QUALCOMM Incorporated’s CEO Discusses Q4 2011 Results – Earnings Call Transcript [Seeking Alpha, Nov 2, 2011]
… With respect to mirasol, we continue to work with partners on low-volume projects as we await the completion of our new fab. …
… what the drag from mirasol was in fiscal year 2011, and how we should think about that for 2012.
William E. Keitel [executive vice president and chief financial officer]: … on mirasol, we did give an indication at the outset of 2011 that we expected — I think it was — if I remember correctly, we said about a $225 million operating loss. I expect we’ll update that in New York. And at this point — but with the business progressing, the R&D continuing and starting to bring more fab capacity online, we have a larger operating loss built into our guidance.
… on outlook for mirasol, specifically CapEx. I know you’re supposed to spend $1 billion this year. I think Japan pushed some of their CapEx into 2012. Can you give us some sort of updated perspective on where you see CapEx for that going as you continue to build out your fab into 2012 and maybe even beyond?
William E. Keitel: … on the mirasol CapEx. We did slow down what we had planned at the outset of this year to spend on the mirasol CapEx. At this point in our plans for fiscal ’12, we will catch up on the amount that we had originally projected for fiscal ’11.
LCD, E-ink Challenger Mirasol Will Be on Devices in Months [PCWorld, Nov 17, 2011]
Qualcomm’s Mirasol display technology, which has been under development for years, will be in full production and in devices by the middle of next year, said Paul Jacobs, CEO of Qualcomm, during a webcast investor meeting earlier this week.
The company is primarily focusing the screen technology on e-readers, but Mirasol displays have also been shown on tablets.

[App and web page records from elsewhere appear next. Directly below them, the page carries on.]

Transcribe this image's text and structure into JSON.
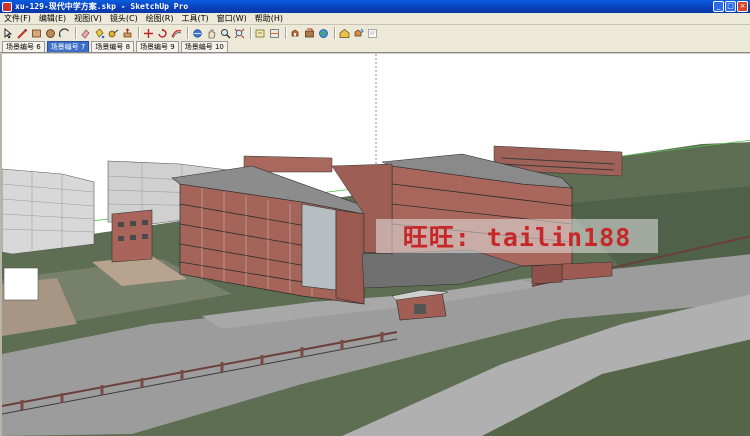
{
  "window": {
    "title": "xu-129-现代中学方案.skp - SketchUp Pro",
    "minimize": "_",
    "maximize": "□",
    "close": "×"
  },
  "menu": {
    "items": [
      "文件(F)",
      "编辑(E)",
      "视图(V)",
      "镜头(C)",
      "绘图(R)",
      "工具(T)",
      "窗口(W)",
      "帮助(H)"
    ]
  },
  "toolbar": {
    "tools": [
      "select-icon",
      "pencil-line-icon",
      "rectangle-icon",
      "circle-icon",
      "arc-icon",
      "eraser-icon",
      "paint-bucket-icon",
      "tape-measure-icon",
      "push-pull-icon",
      "move-icon",
      "rotate-icon",
      "offset-icon",
      "orbit-icon",
      "pan-icon",
      "zoom-icon",
      "zoom-extents-icon",
      "walk-icon",
      "section-icon",
      "components-icon",
      "materials-icon",
      "geo-location-icon",
      "warehouse-icon",
      "share-icon",
      "layout-icon"
    ]
  },
  "scene_tabs": {
    "items": [
      "场景编号 6",
      "场景编号 7",
      "场景编号 8",
      "场景编号 9",
      "场景编号 10"
    ],
    "active_index": 1
  },
  "watermark": {
    "text": "旺旺: tailin188"
  },
  "colors": {
    "titlebar": "#0a4fc8",
    "chrome": "#ece9d8",
    "ground": "#5c6e52",
    "road": "#9a9a9a",
    "brick": "#a8645a",
    "sky": "#ffffff",
    "watermark_text": "#c8272a"
  }
}
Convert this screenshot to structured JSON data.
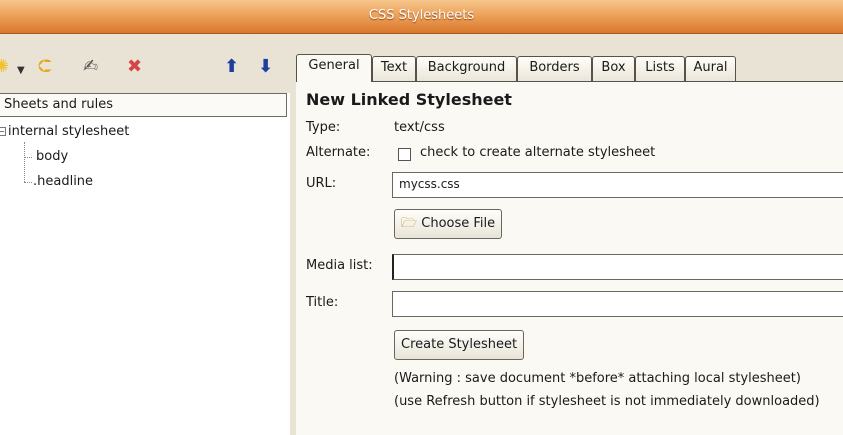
{
  "window": {
    "title": "CSS Stylesheets"
  },
  "toolbar": {
    "icons": [
      "new-rule-icon",
      "dropdown-arrow-icon",
      "import-icon",
      "edit-icon",
      "delete-icon",
      "move-up-icon",
      "move-down-icon"
    ]
  },
  "tree": {
    "header": "Sheets and rules",
    "items": [
      {
        "label": "internal stylesheet"
      },
      {
        "label": "body"
      },
      {
        "label": ".headline"
      }
    ]
  },
  "tabs": [
    {
      "label": "General",
      "active": true
    },
    {
      "label": "Text"
    },
    {
      "label": "Background"
    },
    {
      "label": "Borders"
    },
    {
      "label": "Box"
    },
    {
      "label": "Lists"
    },
    {
      "label": "Aural"
    }
  ],
  "form": {
    "heading": "New Linked Stylesheet",
    "type_label": "Type:",
    "type_value": "text/css",
    "alternate_label": "Alternate:",
    "alternate_checkbox_label": "check to create alternate stylesheet",
    "url_label": "URL:",
    "url_value": "mycss.css",
    "choose_file_label": "Choose File",
    "media_label": "Media list:",
    "media_value": "",
    "title_label": "Title:",
    "title_value": "",
    "create_button_label": "Create Stylesheet",
    "warning_1": "(Warning : save document *before* attaching local stylesheet)",
    "warning_2": "(use Refresh button if stylesheet is not immediately downloaded)"
  },
  "colors": {
    "titlebar": "#e9984d",
    "panel": "#e9e3d6",
    "content": "#fbf9f3"
  }
}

“We have partners who are really excited about the kind of capabilities that Mirasol brings — the ultra low power, sunlight visibility, the fact that we can do video on these things. So the devices are coming out, we’re feeling good about where we’re headed,” Jacobs said.
Displays are the biggest power hog on devices and Mirasol’s low-power attribute is its biggest advantage, Jacobs said.
“If you have an Android phone … you’ll generally see it’s the display that’s using most of the battery. We have just got to deal with the issue,” Jacobs said.